Have you ever been frustrated with your husband’s response when you air out your grievance? You wanted to talk about an issue in your relationship, resolve a conflict, and be heard because you were hurt. But to your utter dismay, you’d get nothing.
In some instances you noticed some reactions from him whenever you attempt to confront him: he would flight from the scene (avoid you or avoid the topic), he would fight you (get defensive, turn the table on you) or freeze ( act like he doesn’t hear or see you).
Some women would try to soften their voice and do it in a ‘malumanay’ way, hoping against hope that it would work. But sometimes, this approach still fails them. They still get the fight, flight, freeze responses from their husbands. What, then, triggers these responses?
You’re probably triggering one or more of these responses by your approach and by how his brain – our brains, for that matter – is designed. There is a part in our brain, called the reptilian brain, which ensures our safety. So the frustrating behaviors you receive from your spouse are automatic or instinctive responses when they perceive an attack or threat.
Consider our cavemen ancestors. When they go hunting for food in the forest, and they heard a sound from a bush that signals danger, which could be from a deadly beast, what do you think will they do? They’ll play dead or not move (freeze), or they will run away from the danger (flight), or they will take out their bow and arrow and attack the beast (fight).
Needless to say, we don’t live in caves and hunt for food anymore. We need not contend or look out for beasts like our ancestors used to do in order to survive. In our present day, there is not much any need to fear physical dangers. But here’s the catch: there are a lot of emotional and psychological dangers around us – posed by the very people close to us, even by our loved ones.

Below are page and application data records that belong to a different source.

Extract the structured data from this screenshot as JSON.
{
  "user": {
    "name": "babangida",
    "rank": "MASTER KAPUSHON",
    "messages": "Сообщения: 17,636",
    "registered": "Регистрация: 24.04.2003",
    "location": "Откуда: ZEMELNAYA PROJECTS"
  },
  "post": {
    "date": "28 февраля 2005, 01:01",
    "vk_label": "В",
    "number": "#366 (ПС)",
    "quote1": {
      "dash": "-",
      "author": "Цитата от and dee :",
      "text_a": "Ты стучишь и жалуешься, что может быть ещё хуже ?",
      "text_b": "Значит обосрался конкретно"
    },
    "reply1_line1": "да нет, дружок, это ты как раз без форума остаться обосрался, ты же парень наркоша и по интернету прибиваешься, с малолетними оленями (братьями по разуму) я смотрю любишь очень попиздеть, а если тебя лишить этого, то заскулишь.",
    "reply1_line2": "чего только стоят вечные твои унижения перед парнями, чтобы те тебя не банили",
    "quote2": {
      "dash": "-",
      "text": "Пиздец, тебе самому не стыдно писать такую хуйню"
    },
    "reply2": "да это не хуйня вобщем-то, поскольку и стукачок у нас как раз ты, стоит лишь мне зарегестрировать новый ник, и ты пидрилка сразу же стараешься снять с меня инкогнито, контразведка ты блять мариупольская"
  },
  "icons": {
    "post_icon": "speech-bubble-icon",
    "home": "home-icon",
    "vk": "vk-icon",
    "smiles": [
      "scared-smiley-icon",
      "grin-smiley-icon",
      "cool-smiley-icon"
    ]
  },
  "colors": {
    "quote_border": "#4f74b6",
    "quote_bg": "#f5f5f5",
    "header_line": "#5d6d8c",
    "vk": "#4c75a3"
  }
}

The reptilian part of our brain will continue doing its job to protect us and keep us safe from the psycho-emotional pain that the people around us could bring.
In marriage, particularly in the aspect of conflict regulation, one of the ways in which wives trigger the fight, flight, freeze response is by criticizing their husbands. According to Dr. Gottman, women are more likely to criticize than men. Starting your conversation with phrases such as “you always,” “you are,” “you never” are among the sure ways to shut down your husbands. Example statements are:
“You always forget our anniversary.”
“You are inconsiderate of my feelings.
“You never treated me the way I deserve to be treated.”
These words are like attacking and judging your husband’s character and personality. Even if you deliver it in a sweet, warm voice your partner will still feel attacked. This approach will not give you the results you’re hoping for.
If you want to raise a concern, request a behavior change, or resolve a conflict, always make it a point to create a safe atmosphere with your husband, wherein he wouldn’t feel judged and attacked. Sometimes it is really hard to be calm when you’re already tired, fed-up, or worse, fuming inside. But I suggest that you try to pray first before talking to your husband; ask for wisdom on what to say and ask for grace that you would be calm when you face him. To know about the effective ways to open up to your husband, you might find my previous post helpful.
Brown, R. Imago Relationship Therapy. New York: John Wiley & Sons, 1999. Electronic book.
Gottman, J. The Marriage Clinic.